INSTRUCTIONS TO FOLLOW => Pull every line with "icon" from the data.

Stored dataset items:
□ □ □ □ □ □ □

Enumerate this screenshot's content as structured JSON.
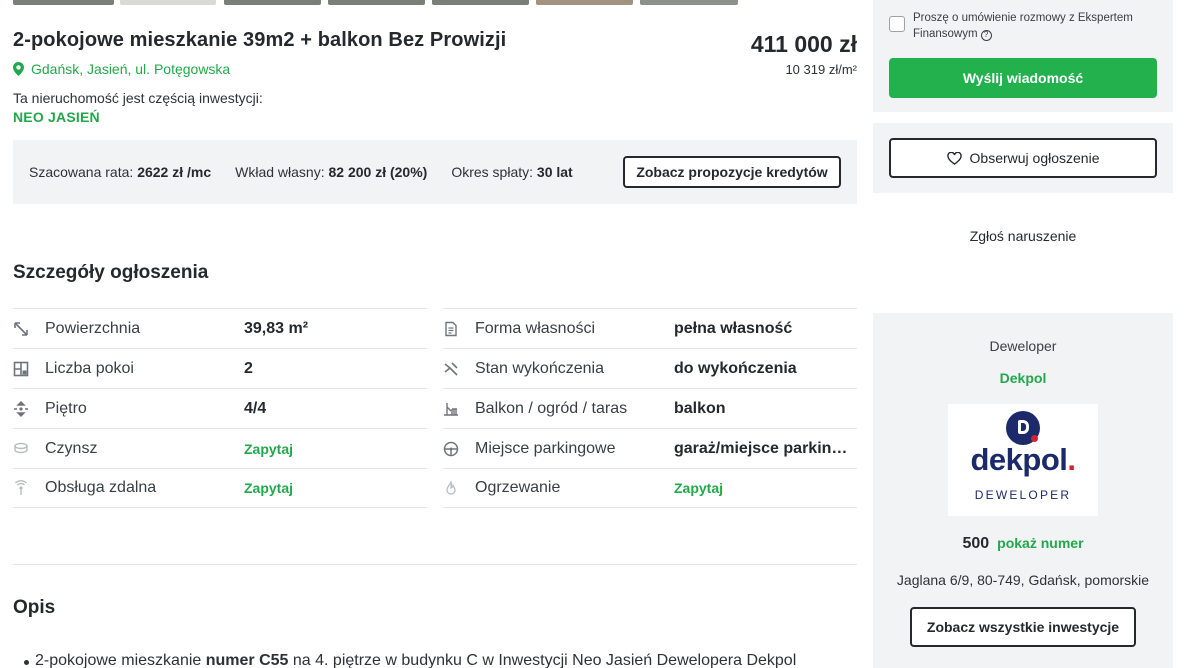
{
  "listing": {
    "title": "2-pokojowe mieszkanie 39m2 + balkon Bez Prowizji",
    "price": "411 000 zł",
    "price_per_m2": "10 319 zł/m²",
    "location": "Gdańsk, Jasień, ul. Potęgowska",
    "investment_label": "Ta nieruchomość jest częścią inwestycji:",
    "investment_name": "NEO JASIEŃ"
  },
  "loan": {
    "rate_label": "Szacowana rata:",
    "rate_value": "2622 zł /mc",
    "down_label": "Wkład własny:",
    "down_value": "82 200 zł (20%)",
    "period_label": "Okres spłaty:",
    "period_value": "30 lat",
    "button": "Zobacz propozycje kredytów"
  },
  "details": {
    "title": "Szczegóły ogłoszenia",
    "left": [
      {
        "icon": "area-icon",
        "label": "Powierzchnia",
        "value": "39,83 m²",
        "ask": false
      },
      {
        "icon": "rooms-icon",
        "label": "Liczba pokoi",
        "value": "2",
        "ask": false
      },
      {
        "icon": "floor-icon",
        "label": "Piętro",
        "value": "4/4",
        "ask": false
      },
      {
        "icon": "rent-icon",
        "label": "Czynsz",
        "value": "Zapytaj",
        "ask": true
      },
      {
        "icon": "remote-service-icon",
        "label": "Obsługa zdalna",
        "value": "Zapytaj",
        "ask": true
      }
    ],
    "right": [
      {
        "icon": "ownership-icon",
        "label": "Forma własności",
        "value": "pełna własność",
        "ask": false
      },
      {
        "icon": "finish-icon",
        "label": "Stan wykończenia",
        "value": "do wykończenia",
        "ask": false
      },
      {
        "icon": "balcony-icon",
        "label": "Balkon / ogród / taras",
        "value": "balkon",
        "ask": false
      },
      {
        "icon": "parking-icon",
        "label": "Miejsce parkingowe",
        "value": "garaż/miejsce parkingowe",
        "ask": false
      },
      {
        "icon": "heating-icon",
        "label": "Ogrzewanie",
        "value": "Zapytaj",
        "ask": true
      }
    ]
  },
  "description": {
    "title": "Opis",
    "first_line_pre": "2-pokojowe mieszkanie ",
    "first_line_bold": "numer C55",
    "first_line_post": " na 4. piętrze w budynku C w Inwestycji Neo Jasień Dewelopera Dekpol"
  },
  "sidebar": {
    "consent_label": "Proszę o umówienie rozmowy z Ekspertem Finansowym",
    "send_button": "Wyślij wiadomość",
    "watch_button": "Obserwuj ogłoszenie",
    "report_link": "Zgłoś naruszenie",
    "developer_label": "Deweloper",
    "developer_name": "Dekpol",
    "logo_text": "dekpol",
    "logo_dot": ".",
    "logo_subtitle": "DEWELOPER",
    "phone_prefix": "500",
    "show_number": "pokaż numer",
    "address": "Jaglana 6/9, 80-749, Gdańsk, pomorskie",
    "all_investments_button": "Zobacz wszystkie inwestycje"
  },
  "colors": {
    "accent_green": "#22a84a",
    "button_green": "#22b14c",
    "text_dark": "#25282d",
    "panel_bg": "#f2f3f5",
    "logo_navy": "#1c2a6b",
    "logo_red": "#d41f36"
  }
}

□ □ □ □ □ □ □

OUTPUT BELOW =>
        "icon": "area-icon",
        "icon": "rooms-icon",
        "icon": "floor-icon",
        "icon": "rent-icon",
        "icon": "remote-service-icon",
        "icon": "ownership-icon",
        "icon": "finish-icon",
        "icon": "balcony-icon",
        "icon": "parking-icon",
        "icon": "heating-icon",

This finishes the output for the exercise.